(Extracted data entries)
========================

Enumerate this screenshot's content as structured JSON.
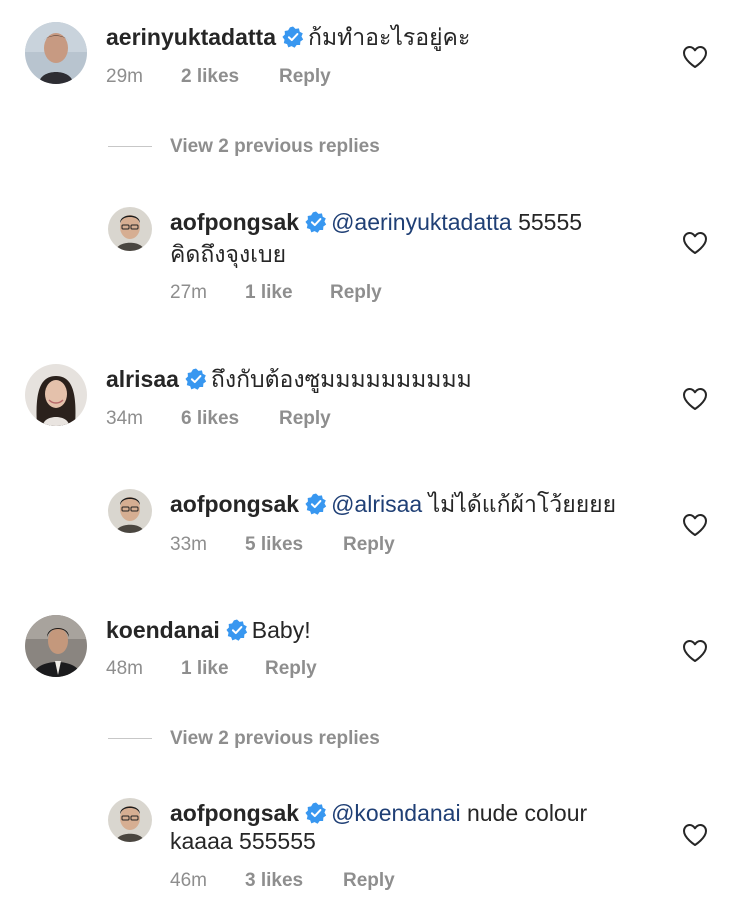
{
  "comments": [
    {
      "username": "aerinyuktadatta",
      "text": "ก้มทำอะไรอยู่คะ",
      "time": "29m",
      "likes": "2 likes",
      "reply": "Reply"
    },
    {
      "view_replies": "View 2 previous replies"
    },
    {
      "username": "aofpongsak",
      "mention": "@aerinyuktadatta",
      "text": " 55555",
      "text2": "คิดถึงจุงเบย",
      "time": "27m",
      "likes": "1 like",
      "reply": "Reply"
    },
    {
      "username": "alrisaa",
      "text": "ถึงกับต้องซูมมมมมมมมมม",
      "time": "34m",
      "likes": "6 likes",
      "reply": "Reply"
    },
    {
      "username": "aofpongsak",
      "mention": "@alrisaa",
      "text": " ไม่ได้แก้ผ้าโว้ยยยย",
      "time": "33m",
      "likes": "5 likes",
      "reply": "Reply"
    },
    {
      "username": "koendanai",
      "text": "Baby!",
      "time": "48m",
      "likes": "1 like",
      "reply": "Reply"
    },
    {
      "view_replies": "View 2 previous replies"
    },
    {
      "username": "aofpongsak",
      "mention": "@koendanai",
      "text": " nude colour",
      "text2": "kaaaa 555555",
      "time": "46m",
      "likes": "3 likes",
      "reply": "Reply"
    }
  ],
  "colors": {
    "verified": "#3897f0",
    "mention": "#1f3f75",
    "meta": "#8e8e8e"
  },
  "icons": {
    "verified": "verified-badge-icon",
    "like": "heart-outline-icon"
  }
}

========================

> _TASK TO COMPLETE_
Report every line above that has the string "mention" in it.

> _EXPECTED ANSWER_
      "mention": "@aerinyuktadatta",
      "mention": "@alrisaa",
      "mention": "@koendanai",
    "mention": "#1f3f75",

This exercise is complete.